But as much as I am the beneficiary of people across races relating to me, I’m equally the target of multi-racial discrimination. I always find it odd to experience prejudice against me for something I’m not. While waitressing overseas in a predominantly white country, I overheard a regular customer say to the host, “Please make sure the black waitress comes to my table.” I weave through the bustling restaurant wondering why I haven’t seen the new black waitress considering the small staff. Just as I’m about to enter the kitchen to collect a round of entrees, which rarely cost less than $50 a plate, the host pulls me aside.

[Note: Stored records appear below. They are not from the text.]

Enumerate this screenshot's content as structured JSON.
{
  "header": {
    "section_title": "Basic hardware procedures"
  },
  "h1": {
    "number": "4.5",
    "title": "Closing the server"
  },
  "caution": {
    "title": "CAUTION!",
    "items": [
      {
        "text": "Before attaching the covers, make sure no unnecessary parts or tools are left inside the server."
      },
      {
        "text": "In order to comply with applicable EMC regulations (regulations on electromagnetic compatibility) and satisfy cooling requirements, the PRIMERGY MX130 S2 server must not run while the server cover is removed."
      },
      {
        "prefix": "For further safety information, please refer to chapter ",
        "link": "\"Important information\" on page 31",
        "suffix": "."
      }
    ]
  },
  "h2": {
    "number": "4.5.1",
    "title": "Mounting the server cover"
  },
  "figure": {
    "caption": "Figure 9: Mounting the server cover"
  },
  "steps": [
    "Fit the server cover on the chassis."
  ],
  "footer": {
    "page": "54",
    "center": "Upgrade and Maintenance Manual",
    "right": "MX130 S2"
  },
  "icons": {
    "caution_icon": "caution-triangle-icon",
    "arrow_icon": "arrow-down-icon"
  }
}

“MK, I’m so sorry but Mrs. Henderson wants you to serve her table.”
My mouth drops as I realize, this regular patron is calling me the black waitress. She didn’t even bother learning my name. With an American accent and dark skin, this was enough evidence for her to label me as an African American.
Another time, dressed in a suit with my hair tied back for an interview in liberal San Francisco, a senior staff member joked about knowing where terrorists come from and then mentioned that they do background checks. Half the time when these things happen, I don’t even know what to be offended by.
But again, no conclusive data will change anything about my interactions with the world and the world’s interaction with me. So the only thing that piece of paper will give me is the ability to confidently check the correct ethnicity box. Or perhaps two.
Standing in front of my bathroom sink at the end of the day, I splash my face with water and watch the dissolved make-up swirl down the drain. I compare the narrowness of my dark-complexioned face with those of the Ethiopians, who’ve addressed me in their language, and I understand their mistake. The light bounces off my hair allowing me to glimpse reddish brown hues in my otherwise black hair. Where or who did I inherit that from? Without the layer of make-up, I notice my skin’s undertones and realize despite my mask of make-up, I can’t control the way people see me. And while that will never change, accepting that my ambiguous history will make me forever enigmatic, will perhaps give me the solace I need.
MK Menon is a transracial international adoptee, who went back to her birth country to search for her biological family. She hopes to release her memoir in the next year about this journey. She is also a staff storyteller for adoption.com, research scientist, wife and mother to a spirited toddler.